It’s obviously a gross understatement to say the entire situation in Ferguson has been a tragic mess from day one.

Any incident that results in the violent death of another human being is going to create a lot of strong feelings from people on both sides of the divide – and that is exactly what we have seen.

It has all been horribly and sadly predictable.

I’m not going to write a post offering an opinion on what happened because it would be just another opinion among millions.

The Grand Jury were given 24 volumes of evidence covering over 5,000 pages and including 60 witness statements – many that were contradictory, so the snippets I have read are almost inconsequential.

In my humble opinion there is only one person who knows with any certainty what happened, and that is Police Officer Wilson.

You can take him at his word, or you can think he’s covering his ass.

I have an opinion, but I sure as hell aint sharing it because as I said,  it’s just an opinion based more on beliefs I already held than the cold hard facts of this particular incident.

And that’s the issue.

With all the back and forth on Social Media, the accusations, the vitriol, the anger and the hatred toward one another based upon skin color, do you think anybody has changed their mind?

Do you think anybody who made their mind up after first reading about the incident has since thought, ‘hmm, well maybe I got this wrong”?

Well I’m sure there may have been a handful of people, but for the most part peoples positions have hardened and the lines of polarization grown wider.

Look around the world at all the trouble hot spots and tell me what the common denominator is?

It’s polarization.

It’s the unerring belief that we are right and you are wrong.

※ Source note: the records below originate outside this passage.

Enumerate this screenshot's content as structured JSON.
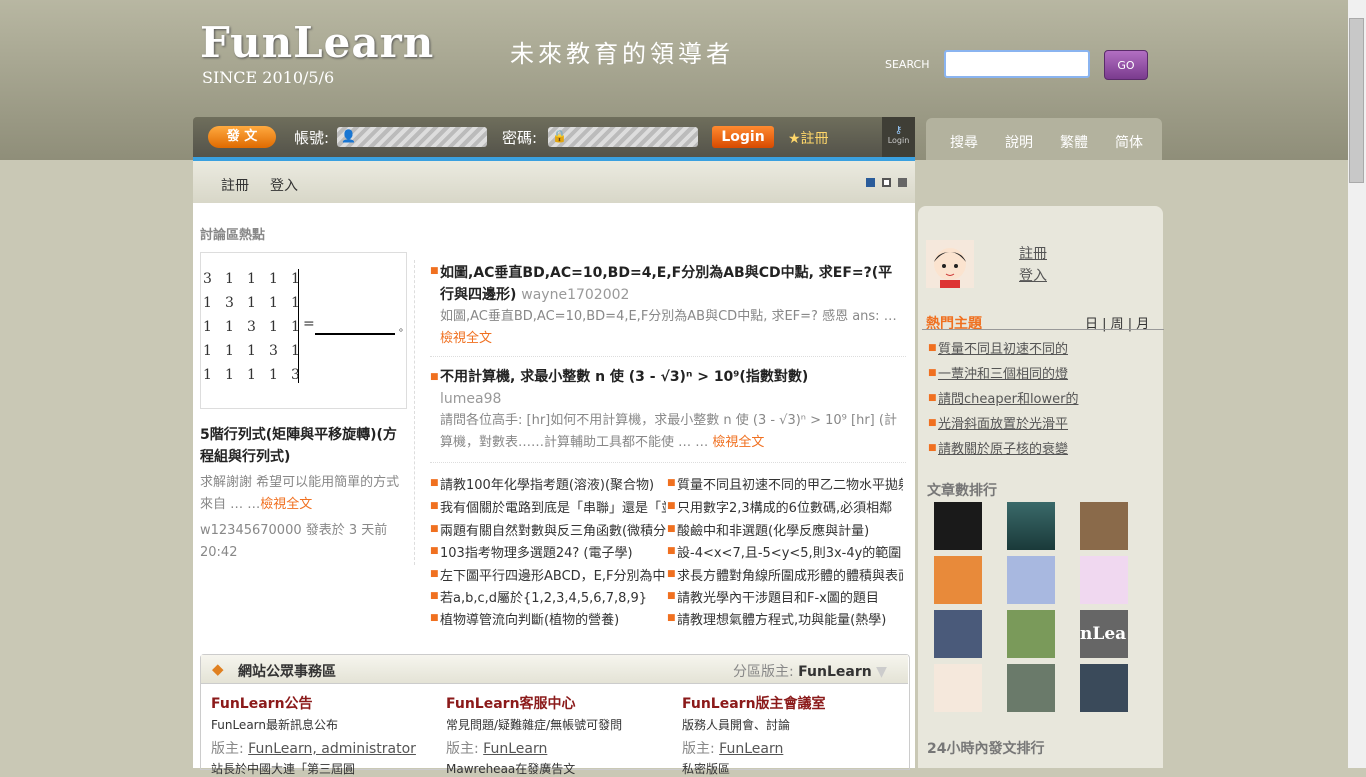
{
  "header": {
    "logo": "FunLearn",
    "since": "SINCE 2010/5/6",
    "slogan": "未來教育的領導者",
    "search_label": "SEARCH",
    "search_value": "",
    "go_label": "GO"
  },
  "loginbar": {
    "post_label": "發 文",
    "account_label": "帳號:",
    "password_label": "密碼:",
    "login_label": "Login",
    "register_label": "★註冊",
    "login_icon_label": "Login"
  },
  "topnav": [
    "搜尋",
    "說明",
    "繁體",
    "简体"
  ],
  "subnav": [
    "註冊",
    "登入"
  ],
  "main": {
    "section_title": "討論區熱點",
    "matrix": [
      [
        "3",
        "1",
        "1",
        "1",
        "1"
      ],
      [
        "1",
        "3",
        "1",
        "1",
        "1"
      ],
      [
        "1",
        "1",
        "3",
        "1",
        "1"
      ],
      [
        "1",
        "1",
        "1",
        "3",
        "1"
      ],
      [
        "1",
        "1",
        "1",
        "1",
        "3"
      ]
    ],
    "matrix_eq": "=",
    "matrix_end": "。",
    "featured": {
      "title": "5階行列式(矩陣與平移旋轉)(方程組與行列式)",
      "desc": "求解謝謝 希望可以能用簡單的方式 來自 … …",
      "readmore": "檢視全文",
      "meta": "w12345670000 發表於 3 天前 20:42"
    },
    "topics": [
      {
        "title": "如圖,AC垂直BD,AC=10,BD=4,E,F分別為AB與CD中點, 求EF=?(平行與四邊形)",
        "author": "wayne1702002",
        "desc": "如圖,AC垂直BD,AC=10,BD=4,E,F分別為AB與CD中點, 求EF=? 感恩 ans: …",
        "readmore": "檢視全文"
      },
      {
        "title": "不用計算機, 求最小整數 n 使 (3 - √3)ⁿ > 10⁹(指數對數)",
        "author": "lumea98",
        "desc": "請問各位高手:  [hr]如何不用計算機，求最小整數 n 使 (3 - √3)ⁿ > 10⁹ [hr] (計算機，對數表……計算輔助工具都不能使 … …",
        "readmore": "檢視全文"
      }
    ],
    "list_left": [
      "請教100年化學指考題(溶液)(聚合物)",
      "我有個關於電路到底是「串聯」還是「並聯」",
      "兩題有關自然對數與反三角函數(微積分)",
      "103指考物理多選題24? (電子學)",
      "左下圖平行四邊形ABCD，E,F分別為中點",
      "若a,b,c,d屬於{1,2,3,4,5,6,7,8,9}",
      "植物導管流向判斷(植物的營養)"
    ],
    "list_right": [
      "質量不同且初速不同的甲乙二物水平拋射",
      "只用數字2,3構成的6位數碼,必須相鄰",
      "酸鹼中和非選題(化學反應與計量)",
      "設-4<x<7,且-5<y<5,則3x-4y的範圍",
      "求長方體對角線所圍成形體的體積與表面積",
      "請教光學內干涉題目和F-x圖的題目",
      "請教理想氣體方程式,功與能量(熱學)"
    ]
  },
  "board": {
    "title": "網站公眾事務區",
    "mod_label": "分區版主:",
    "mod_name": "FunLearn",
    "forums": [
      {
        "title": "FunLearn公告",
        "desc": "FunLearn最新訊息公布",
        "mod_label": "版主:",
        "mods": "FunLearn, administrator",
        "extra": "站長於中國大連「第三屆圓"
      },
      {
        "title": "FunLearn客服中心",
        "desc": "常見問題/疑難雜症/無帳號可發問",
        "mod_label": "版主:",
        "mods": "FunLearn",
        "extra": "Mawreheaa在發廣告文"
      },
      {
        "title": "FunLearn版主會議室",
        "desc": "版務人員開會、討論",
        "mod_label": "版主:",
        "mods": "FunLearn",
        "extra": "私密版區"
      }
    ]
  },
  "right": {
    "links": [
      "註冊",
      "登入"
    ],
    "hot_title": "熱門主題",
    "hot_tabs": "日 | 周 | 月",
    "hot_items": [
      "質量不同且初速不同的",
      "一蕈沖和三個相同的燈",
      "請問cheaper和lower的",
      "光滑斜面放置於光滑平",
      "請教關於原子核的衰變"
    ],
    "rank_title": "文章數排行",
    "rank24_title": "24小時內發文排行",
    "thumb_text": "nLea"
  },
  "colors": {
    "accent": "#f07020",
    "header_bg": "#a6a591",
    "link_blue": "#3aa0e0",
    "go_purple": "#8e4aa2"
  }
}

That you need to give into our will because we will never give in to yours.

How often does that work?

How often does violence and the imposition of will lead to a lasting peace?

If you stopped and asked 1,000 people in the street who they most admired I’m fairy sure the following names would all come up multiple times.

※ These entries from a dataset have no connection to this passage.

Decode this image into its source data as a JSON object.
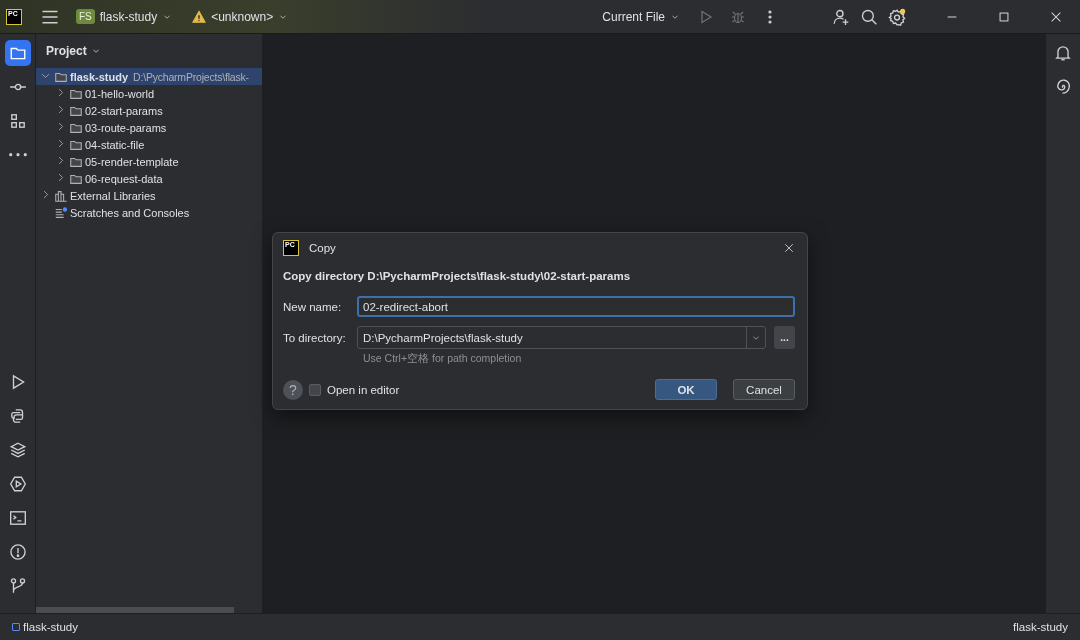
{
  "titlebar": {
    "app_logo": "PC",
    "project_badge": "FS",
    "project": "flask-study",
    "vcs": "<unknown>",
    "run_config": "Current File",
    "run_enabled": false,
    "settings_notice": true
  },
  "left_toolbar": {
    "top": [
      {
        "kind": "project",
        "selected": true
      },
      {
        "kind": "commit",
        "selected": false
      },
      {
        "kind": "structure",
        "selected": false
      },
      {
        "kind": "more",
        "selected": false
      }
    ],
    "bottom": [
      {
        "kind": "run",
        "selected": false
      },
      {
        "kind": "python",
        "selected": false
      },
      {
        "kind": "layers",
        "selected": false
      },
      {
        "kind": "services",
        "selected": false
      },
      {
        "kind": "terminal",
        "selected": false
      },
      {
        "kind": "problems",
        "selected": false
      },
      {
        "kind": "git",
        "selected": false
      }
    ]
  },
  "right_toolbar": [
    {
      "kind": "notifications"
    },
    {
      "kind": "assistant"
    }
  ],
  "project_panel": {
    "title": "Project",
    "tree": [
      {
        "label": "flask-study",
        "path": "D:\\PycharmProjects\\flask-",
        "kind": "folder",
        "expanded": true,
        "selected": true,
        "children": [
          {
            "label": "01-hello-world",
            "kind": "folder",
            "expanded": false,
            "selected": false
          },
          {
            "label": "02-start-params",
            "kind": "folder",
            "expanded": false,
            "selected": false
          },
          {
            "label": "03-route-params",
            "kind": "folder",
            "expanded": false,
            "selected": false
          },
          {
            "label": "04-static-file",
            "kind": "folder",
            "expanded": false,
            "selected": false
          },
          {
            "label": "05-render-template",
            "kind": "folder",
            "expanded": false,
            "selected": false
          },
          {
            "label": "06-request-data",
            "kind": "folder",
            "expanded": false,
            "selected": false
          }
        ]
      },
      {
        "label": "External Libraries",
        "kind": "library",
        "expanded": false,
        "selected": false
      },
      {
        "label": "Scratches and Consoles",
        "kind": "scratches",
        "selected": false
      }
    ]
  },
  "dialog": {
    "logo": "PC",
    "title": "Copy",
    "heading": "Copy directory D:\\PycharmProjects\\flask-study\\02-start-params",
    "fields": [
      {
        "kind": "text",
        "label": "New name:",
        "value": "02-redirect-abort",
        "focused": true
      },
      {
        "kind": "combo",
        "label": "To directory:",
        "value": "D:\\PycharmProjects\\flask-study",
        "focused": false,
        "browse": "...",
        "hint": "Use Ctrl+空格 for path completion"
      }
    ],
    "help": "?",
    "checkbox": {
      "label": "Open in editor",
      "checked": false
    },
    "buttons": [
      {
        "label": "OK",
        "default": true
      },
      {
        "label": "Cancel",
        "default": false
      }
    ]
  },
  "status_bar": {
    "left": "flask-study",
    "right": "flask-study"
  }
}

  • Martin Luther King
  • Mahatma Gandhi
  • Nelson Mandella
  • Jesus Christ
  • The Buddha
  • The Dalai Lama

All are, or were, men of peace.

All achieved greatness through their determination to rise above violence and seek peaceful solutions.

We admire these people, yet we soon forget their message.

If you’re a black person, you may be thinking, “it’s easy for you, you don’t have to put up with discrimination on a daily basis’ and to a very large extent you’d be right and I’m fortunate in that respect.

But it’s not just black people who are stepped on again and again by a Society that has in large part had a compassion and tolerance bypass.

It’s also gays, it’s the elderly, it’s immigrants, it’s Native Americans, it’s the homeless, it’s other nationalities and cultures, it’s people suffering from depression, it’s the poor, it’s people with physical disabilities and it’s Vets suffering from PTSD.

If you’re in a group of people who are marginalized just because of who you are, then I apologize for missing you off my list because I feel sure there are many more.

Discrimination is part and parcel of life and it fucking sucks!

But the only way we can hope to eradicate it is to try and understand it, not kick the shit out of it.

Discrimination is always born out of fear.

When we understand that, maybe, just maybe we can start to feel compassion for the bigot or the racist like we would a frightened child, because that’s all they are.

We don’t condone it, we don’t accept it, we still bring the full force of justice down on it – but we also try to understand it.

When I’m working with a client I have to try and understand what makes them tick. I have to understand how they see the world if I am to help them to the best of my ability.

This is no different. If we don’t try and understand one another, then we just become fearful because the brain doesn’t like things it doesn’t understand.

We all need to practice tolerance and compassion more (and that doesn’t mean rolling over and giving in by the way!).

It’s not enough to demand it from the other person first, because that will never work.

A happy and peaceful Thanksgiving to all my American friends – which hopefully, is all 365 million of you.

Image: Time Square Protesters About Ferguson Courtesy of Jason Allen